**Try it**.
In the records below, find every line that contains "Test" and list it.

**Given entries**.

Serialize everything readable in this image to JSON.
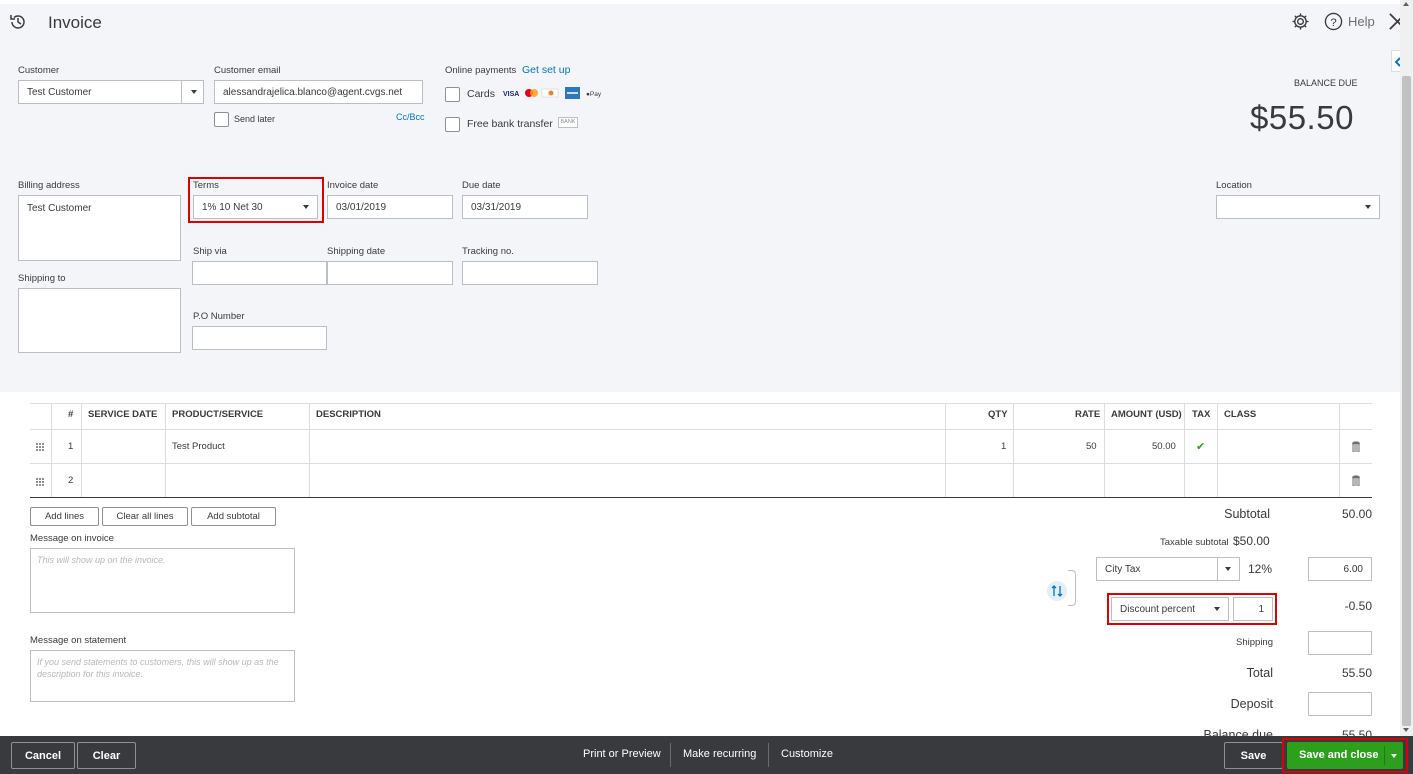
{
  "header": {
    "title": "Invoice",
    "help": "Help"
  },
  "customer": {
    "label": "Customer",
    "value": "Test Customer"
  },
  "email": {
    "label": "Customer email",
    "value": "alessandrajelica.blanco@agent.cvgs.net",
    "send_later": "Send later",
    "cc_bcc": "Cc/Bcc"
  },
  "online_payments": {
    "label": "Online payments",
    "link": "Get set up",
    "cards": "Cards",
    "bank": "Free bank transfer",
    "bank_badge": "BANK",
    "card_brands": [
      "VISA",
      "mastercard",
      "discover",
      "amex",
      "Apple Pay"
    ]
  },
  "balance": {
    "label": "BALANCE DUE",
    "amount": "$55.50"
  },
  "billing": {
    "label": "Billing address",
    "value": "Test Customer",
    "shipping_label": "Shipping to"
  },
  "terms": {
    "label": "Terms",
    "value": "1% 10 Net 30"
  },
  "invoice_date": {
    "label": "Invoice date",
    "value": "03/01/2019"
  },
  "due_date": {
    "label": "Due date",
    "value": "03/31/2019"
  },
  "location": {
    "label": "Location",
    "value": ""
  },
  "ship_via": {
    "label": "Ship via"
  },
  "shipping_date": {
    "label": "Shipping date"
  },
  "tracking": {
    "label": "Tracking no."
  },
  "po": {
    "label": "P.O Number"
  },
  "table": {
    "headers": [
      "#",
      "SERVICE DATE",
      "PRODUCT/SERVICE",
      "DESCRIPTION",
      "QTY",
      "RATE",
      "AMOUNT (USD)",
      "TAX",
      "CLASS"
    ],
    "rows": [
      {
        "num": "1",
        "service_date": "",
        "product": "Test Product",
        "description": "",
        "qty": "1",
        "rate": "50",
        "amount": "50.00",
        "tax": "✔",
        "class": ""
      },
      {
        "num": "2",
        "service_date": "",
        "product": "",
        "description": "",
        "qty": "",
        "rate": "",
        "amount": "",
        "tax": "",
        "class": ""
      }
    ]
  },
  "line_buttons": {
    "add_lines": "Add lines",
    "clear_all": "Clear all lines",
    "add_subtotal": "Add subtotal"
  },
  "message_invoice": {
    "label": "Message on invoice",
    "placeholder": "This will show up on the invoice."
  },
  "message_statement": {
    "label": "Message on statement",
    "placeholder": "If you send statements to customers, this will show up as the description for this invoice."
  },
  "totals": {
    "subtotal_label": "Subtotal",
    "subtotal": "50.00",
    "taxable_label": "Taxable subtotal",
    "taxable": "$50.00",
    "tax_name": "City Tax",
    "tax_rate": "12%",
    "tax_amount": "6.00",
    "discount_type": "Discount percent",
    "discount_value": "1",
    "discount_amount": "-0.50",
    "shipping_label": "Shipping",
    "total_label": "Total",
    "total": "55.50",
    "deposit_label": "Deposit",
    "balance_due_label": "Balance due",
    "balance_due": "55.50"
  },
  "footer": {
    "cancel": "Cancel",
    "clear": "Clear",
    "print": "Print or Preview",
    "recurring": "Make recurring",
    "customize": "Customize",
    "save": "Save",
    "save_close": "Save and close"
  }
}
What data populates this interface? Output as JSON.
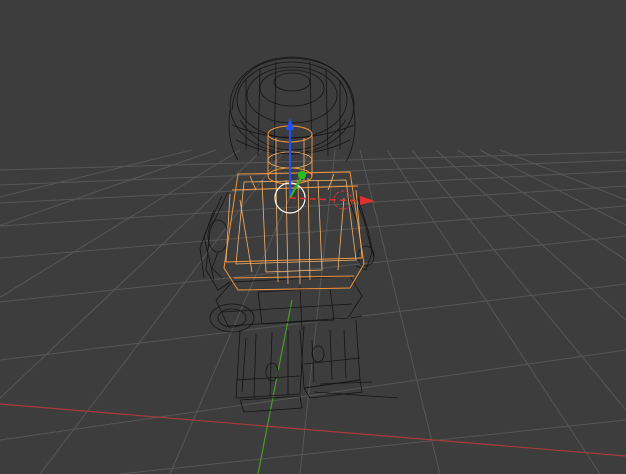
{
  "viewport": {
    "background_color": "#3d3d3d",
    "grid_color": "#575757",
    "x_axis_color": "#a83a3a",
    "y_axis_color": "#4a9a2a",
    "wireframe_color": "#141414",
    "selection_color": "#f0943a",
    "view_mode": "wireframe"
  },
  "scene_objects": [
    {
      "name": "minifig-head",
      "selected": false
    },
    {
      "name": "minifig-hair",
      "selected": false
    },
    {
      "name": "minifig-torso",
      "selected": true
    },
    {
      "name": "minifig-neck",
      "selected": true
    },
    {
      "name": "minifig-left-arm",
      "selected": false
    },
    {
      "name": "minifig-right-arm",
      "selected": false
    },
    {
      "name": "minifig-hips",
      "selected": false
    },
    {
      "name": "minifig-legs",
      "selected": false
    }
  ],
  "manipulator": {
    "x_handle_color": "#e23030",
    "y_handle_color": "#20c020",
    "z_handle_color": "#2050ff",
    "view_circle_color": "#ffffff"
  }
}
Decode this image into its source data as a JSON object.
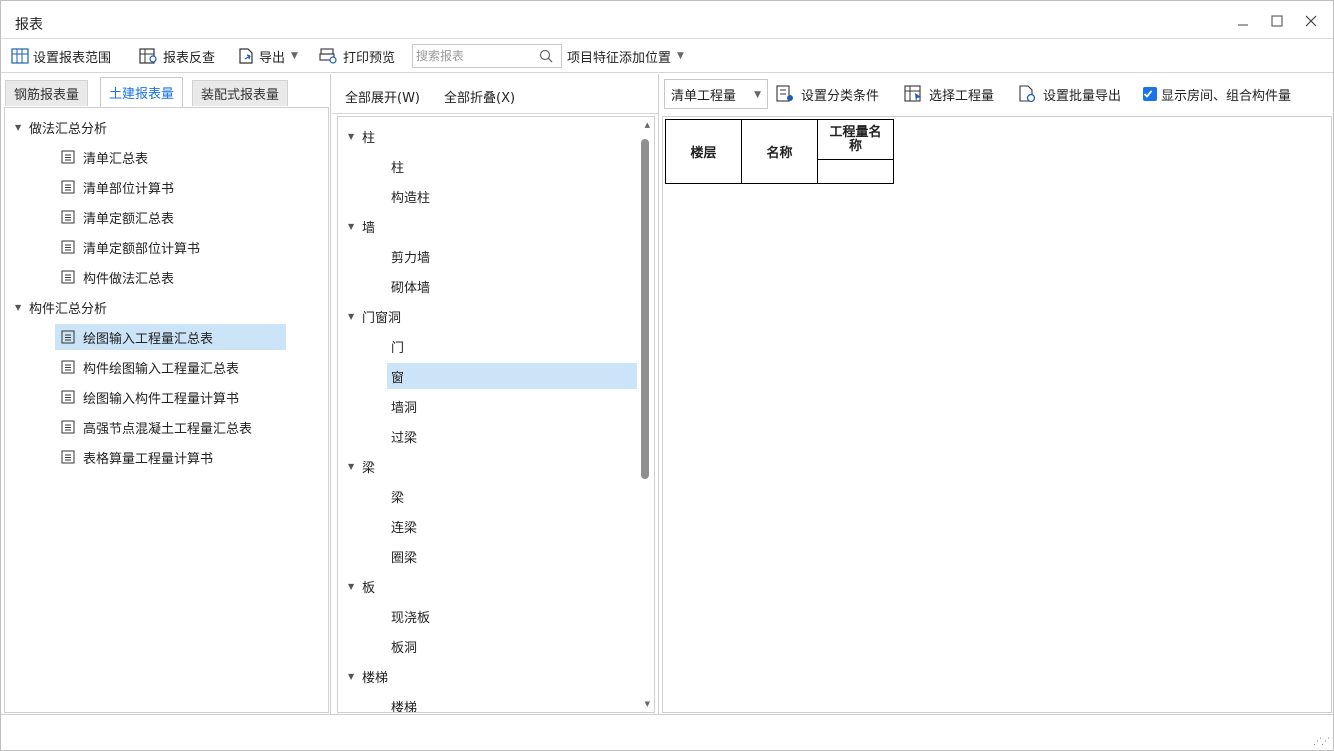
{
  "window": {
    "title": "报表",
    "controls": {
      "minimize": "_",
      "maximize": "☐",
      "close": "✕"
    }
  },
  "toolbar": {
    "set_range": "设置报表范围",
    "reverse_check": "报表反查",
    "export": "导出",
    "print_preview": "打印预览",
    "search_placeholder": "搜索报表",
    "add_feature_position": "项目特征添加位置"
  },
  "left_tabs": [
    "钢筋报表量",
    "土建报表量",
    "装配式报表量"
  ],
  "left_tree": {
    "group1": {
      "label": "做法汇总分析",
      "items": [
        "清单汇总表",
        "清单部位计算书",
        "清单定额汇总表",
        "清单定额部位计算书",
        "构件做法汇总表"
      ]
    },
    "group2": {
      "label": "构件汇总分析",
      "items": [
        "绘图输入工程量汇总表",
        "构件绘图输入工程量汇总表",
        "绘图输入构件工程量计算书",
        "高强节点混凝土工程量汇总表",
        "表格算量工程量计算书"
      ]
    },
    "selected": "绘图输入工程量汇总表"
  },
  "middle": {
    "expand_all": "全部展开(W)",
    "collapse_all": "全部折叠(X)",
    "tree": {
      "g1": {
        "label": "柱",
        "items": [
          "柱",
          "构造柱"
        ]
      },
      "g2": {
        "label": "墙",
        "items": [
          "剪力墙",
          "砌体墙"
        ]
      },
      "g3": {
        "label": "门窗洞",
        "items": [
          "门",
          "窗",
          "墙洞",
          "过梁"
        ]
      },
      "g4": {
        "label": "梁",
        "items": [
          "梁",
          "连梁",
          "圈梁"
        ]
      },
      "g5": {
        "label": "板",
        "items": [
          "现浇板",
          "板洞"
        ]
      },
      "g6": {
        "label": "楼梯",
        "items": [
          "楼梯"
        ]
      }
    },
    "selected": "窗"
  },
  "right": {
    "combo_value": "清单工程量",
    "set_classification": "设置分类条件",
    "select_quantity": "选择工程量",
    "batch_export": "设置批量导出",
    "show_rooms_label": "显示房间、组合构件量",
    "show_rooms_checked": true,
    "table": {
      "col_floor": "楼层",
      "col_name": "名称",
      "col_qty_name": "工程量名称"
    }
  },
  "colors": {
    "accent": "#1a73e8",
    "selection": "#cce4f7",
    "scrollbar": "#8f8f8f"
  }
}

**Solution below**.
    "value": "Test Customer"
    "value": "Test Customer",
        "product": "Test Product",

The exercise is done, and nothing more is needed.